Dean Hachamovitch Keynote - 1

Dean is responsible for IE 8. And he is talking about 8 points (because developers can count higher than 3). If you've given presentations, you'll understand that reference.

1. CSS 2.1

There are issues with CSS support in IE7. IE8 addresses these by focusing on full support for CSS 2.1 standard.

2. CSS Certification

Getting certified is the best way to ensure that all browsers will render standard CSS correctly. Microsoft has provided a large number of test cases to include in the certification process. The problem will be backwards compatibility. There are instances where pages look gook in IE7, but don't look good in Firefox. Because IE8 is more CSS compliant, it also looks bad in IE8. There is, however, an IE7 compatibility more (under control of the page developer) to force IE8 to work like IE7

3. Performance

They have improved JS script performance by a factor of approx 2.5 times. Not always as good as Firefox/Mozilla, but a great improvement over IE7. And they are still working on it.

4. HTML 5 Support

The back button doesn't work well with AJAX functionality. Sometimes 'Back' doesn't get you what you expect. Support for HTML 5 means (among other things) an interaction that is more like what the use expects

Also, HTML 5 support includes network awareness. A connection gets lost and the page responds, including the ability to modify the content of the page.

5. Developer Tools

IE8 includes built-in developer tools. Includes a script debugging window, complete with breakpoints, watches, an immediate window, etc.

Also includes the CSS debugging info similar to what is found in Visual Studio 2008. When you select a particular element in the document, you can see the styles which are applied to the element. This allows 'wrong' style values to be quickly identified with regards to their source.

6. Activities

Activities are context-sensitive bits on a web page. Select text and quickly get to a map of the address it represents. Or find the selected item on Ebay. "Quickly' invokes a right click or selecting from an Activities menu that is similar in location to the Exception Helper in Visual Studio.The context for the selection is provided through an architecture known as OpenService format. It is called the OpenService Specification and Microsoft has made it available for comment.

7. WebSlices

The Web Slice is a part of a web page that contains basically a summary (a slice) of another web page. Provides quick, pop-up summary of a separate web page. A summary of a Facebook friend can be  retrieved through either a context-sensitive click or a toolbar click. And the current page is not left.

The is a WebSlices spec that contains the details.

8. IE 8 Beta 1 is now available. Or at least, after the keynote.

Ray Ozzie Keynote - 2

The idea behind the concept of connected devices is to create software to provide a personal device mesh using the Internet as a hub.
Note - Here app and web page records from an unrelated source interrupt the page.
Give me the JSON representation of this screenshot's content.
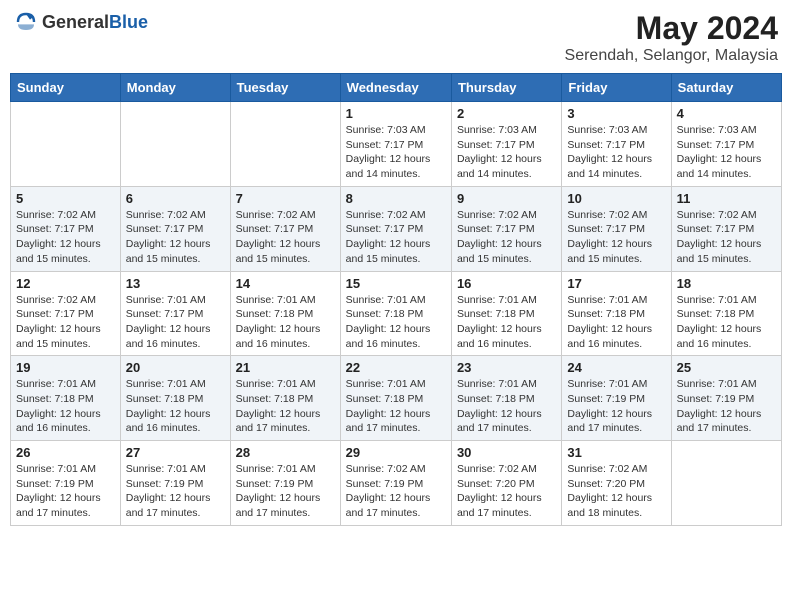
{
  "header": {
    "logo_general": "General",
    "logo_blue": "Blue",
    "month_year": "May 2024",
    "location": "Serendah, Selangor, Malaysia"
  },
  "weekdays": [
    "Sunday",
    "Monday",
    "Tuesday",
    "Wednesday",
    "Thursday",
    "Friday",
    "Saturday"
  ],
  "weeks": [
    [
      {
        "day": "",
        "info": ""
      },
      {
        "day": "",
        "info": ""
      },
      {
        "day": "",
        "info": ""
      },
      {
        "day": "1",
        "info": "Sunrise: 7:03 AM\nSunset: 7:17 PM\nDaylight: 12 hours\nand 14 minutes."
      },
      {
        "day": "2",
        "info": "Sunrise: 7:03 AM\nSunset: 7:17 PM\nDaylight: 12 hours\nand 14 minutes."
      },
      {
        "day": "3",
        "info": "Sunrise: 7:03 AM\nSunset: 7:17 PM\nDaylight: 12 hours\nand 14 minutes."
      },
      {
        "day": "4",
        "info": "Sunrise: 7:03 AM\nSunset: 7:17 PM\nDaylight: 12 hours\nand 14 minutes."
      }
    ],
    [
      {
        "day": "5",
        "info": "Sunrise: 7:02 AM\nSunset: 7:17 PM\nDaylight: 12 hours\nand 15 minutes."
      },
      {
        "day": "6",
        "info": "Sunrise: 7:02 AM\nSunset: 7:17 PM\nDaylight: 12 hours\nand 15 minutes."
      },
      {
        "day": "7",
        "info": "Sunrise: 7:02 AM\nSunset: 7:17 PM\nDaylight: 12 hours\nand 15 minutes."
      },
      {
        "day": "8",
        "info": "Sunrise: 7:02 AM\nSunset: 7:17 PM\nDaylight: 12 hours\nand 15 minutes."
      },
      {
        "day": "9",
        "info": "Sunrise: 7:02 AM\nSunset: 7:17 PM\nDaylight: 12 hours\nand 15 minutes."
      },
      {
        "day": "10",
        "info": "Sunrise: 7:02 AM\nSunset: 7:17 PM\nDaylight: 12 hours\nand 15 minutes."
      },
      {
        "day": "11",
        "info": "Sunrise: 7:02 AM\nSunset: 7:17 PM\nDaylight: 12 hours\nand 15 minutes."
      }
    ],
    [
      {
        "day": "12",
        "info": "Sunrise: 7:02 AM\nSunset: 7:17 PM\nDaylight: 12 hours\nand 15 minutes."
      },
      {
        "day": "13",
        "info": "Sunrise: 7:01 AM\nSunset: 7:17 PM\nDaylight: 12 hours\nand 16 minutes."
      },
      {
        "day": "14",
        "info": "Sunrise: 7:01 AM\nSunset: 7:18 PM\nDaylight: 12 hours\nand 16 minutes."
      },
      {
        "day": "15",
        "info": "Sunrise: 7:01 AM\nSunset: 7:18 PM\nDaylight: 12 hours\nand 16 minutes."
      },
      {
        "day": "16",
        "info": "Sunrise: 7:01 AM\nSunset: 7:18 PM\nDaylight: 12 hours\nand 16 minutes."
      },
      {
        "day": "17",
        "info": "Sunrise: 7:01 AM\nSunset: 7:18 PM\nDaylight: 12 hours\nand 16 minutes."
      },
      {
        "day": "18",
        "info": "Sunrise: 7:01 AM\nSunset: 7:18 PM\nDaylight: 12 hours\nand 16 minutes."
      }
    ],
    [
      {
        "day": "19",
        "info": "Sunrise: 7:01 AM\nSunset: 7:18 PM\nDaylight: 12 hours\nand 16 minutes."
      },
      {
        "day": "20",
        "info": "Sunrise: 7:01 AM\nSunset: 7:18 PM\nDaylight: 12 hours\nand 16 minutes."
      },
      {
        "day": "21",
        "info": "Sunrise: 7:01 AM\nSunset: 7:18 PM\nDaylight: 12 hours\nand 17 minutes."
      },
      {
        "day": "22",
        "info": "Sunrise: 7:01 AM\nSunset: 7:18 PM\nDaylight: 12 hours\nand 17 minutes."
      },
      {
        "day": "23",
        "info": "Sunrise: 7:01 AM\nSunset: 7:18 PM\nDaylight: 12 hours\nand 17 minutes."
      },
      {
        "day": "24",
        "info": "Sunrise: 7:01 AM\nSunset: 7:19 PM\nDaylight: 12 hours\nand 17 minutes."
      },
      {
        "day": "25",
        "info": "Sunrise: 7:01 AM\nSunset: 7:19 PM\nDaylight: 12 hours\nand 17 minutes."
      }
    ],
    [
      {
        "day": "26",
        "info": "Sunrise: 7:01 AM\nSunset: 7:19 PM\nDaylight: 12 hours\nand 17 minutes."
      },
      {
        "day": "27",
        "info": "Sunrise: 7:01 AM\nSunset: 7:19 PM\nDaylight: 12 hours\nand 17 minutes."
      },
      {
        "day": "28",
        "info": "Sunrise: 7:01 AM\nSunset: 7:19 PM\nDaylight: 12 hours\nand 17 minutes."
      },
      {
        "day": "29",
        "info": "Sunrise: 7:02 AM\nSunset: 7:19 PM\nDaylight: 12 hours\nand 17 minutes."
      },
      {
        "day": "30",
        "info": "Sunrise: 7:02 AM\nSunset: 7:20 PM\nDaylight: 12 hours\nand 17 minutes."
      },
      {
        "day": "31",
        "info": "Sunrise: 7:02 AM\nSunset: 7:20 PM\nDaylight: 12 hours\nand 18 minutes."
      },
      {
        "day": "",
        "info": ""
      }
    ]
  ]
}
By having a central personal data store, complete with synchronization, the devices will become much more a part of 'you'. A current research team has been working on this starting with the PCs.
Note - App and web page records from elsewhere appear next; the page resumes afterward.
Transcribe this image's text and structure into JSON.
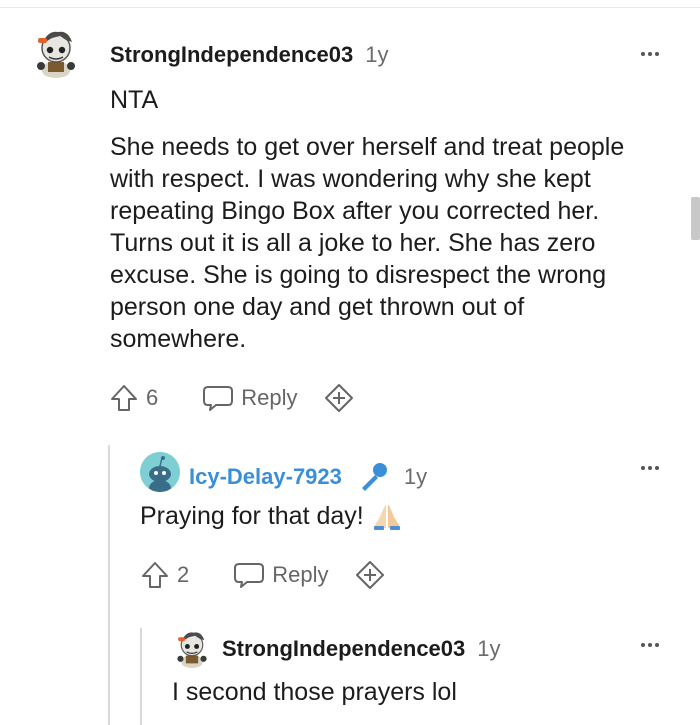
{
  "comments": [
    {
      "username": "StrongIndependence03",
      "age": "1y",
      "lines": [
        "NTA"
      ],
      "body": [
        "She needs to get over herself and treat people",
        "with respect. I was wondering why she kept",
        "repeating Bingo Box after you corrected her.",
        "Turns out it is all a joke to her. She has zero",
        "excuse. She is going to disrespect the wrong",
        "person one day and get thrown out of",
        "somewhere."
      ],
      "upvotes": "6",
      "reply_label": "Reply"
    },
    {
      "username": "Icy-Delay-7923",
      "age": "1y",
      "text": "Praying for that day!",
      "upvotes": "2",
      "reply_label": "Reply"
    },
    {
      "username": "StrongIndependence03",
      "age": "1y",
      "text": "I second those prayers lol"
    }
  ],
  "colors": {
    "link_blue": "#3b8ed8",
    "muted": "#6b6b6b",
    "thread_line": "#d9d9d9"
  },
  "icons": [
    "upvote-icon",
    "reply-bubble-icon",
    "award-plus-icon",
    "more-options-icon",
    "microphone-icon",
    "praying-hands-emoji"
  ]
}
A second scenario is connected entertainment devices. The vision includes having DRM be transferable between your own devices. Purchase music and be able to listen to it on your computer, your Zune and your XBox without requiring additional licenses.

Office Live Workspace, opened up to a broad public beta as of yesterday, has a major role in the connectivity picture. You will be able to tag Office documents and make them available to people who are interested in what you have to offer.
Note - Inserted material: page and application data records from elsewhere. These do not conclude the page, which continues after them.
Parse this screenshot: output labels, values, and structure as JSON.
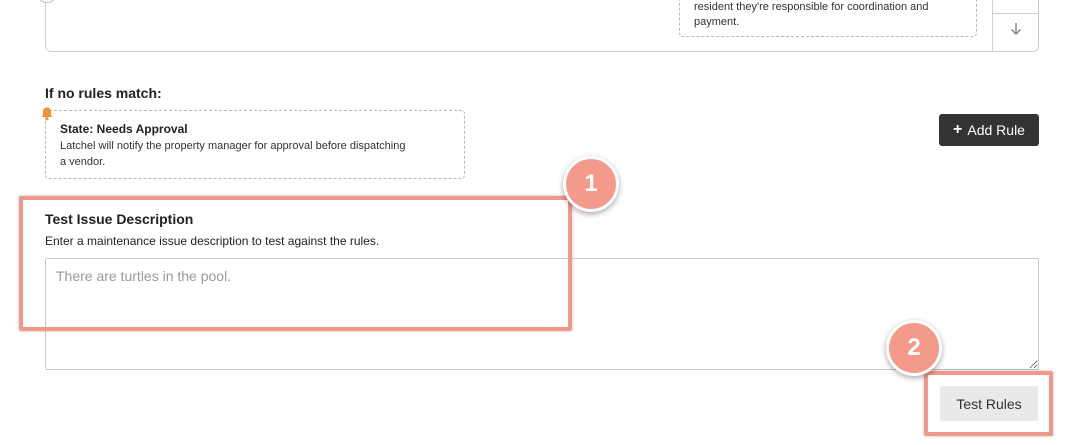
{
  "rule_card": {
    "note_line1": "resident they're responsible for coordination and",
    "note_line2": "payment."
  },
  "no_match": {
    "heading": "If no rules match:",
    "state_title": "State: Needs Approval",
    "state_desc_line1": "Latchel will notify the property manager for approval before dispatching",
    "state_desc_line2": "a vendor."
  },
  "toolbar": {
    "add_rule_label": "Add Rule"
  },
  "test": {
    "heading": "Test Issue Description",
    "description": "Enter a maintenance issue description to test against the rules.",
    "placeholder": "There are turtles in the pool.",
    "value": "",
    "test_rules_label": "Test Rules"
  },
  "annotations": {
    "step1": "1",
    "step2": "2",
    "highlight_color": "#f2988a"
  },
  "icons": {
    "bell": "bell-icon",
    "plus": "plus-icon",
    "down_arrow": "arrow-down-icon"
  }
}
You will be able to run Exchange, Sharepoint and Office Communications Server in either the typical, on-premise server or as a hosted service (called Exchange Services, Sharepoint Services, and, well, you get the idea).

He also touched on SQL Server Data Services as a developer database in the cloud. I'll have to check that out.

And  now, on to Scott Guthrie.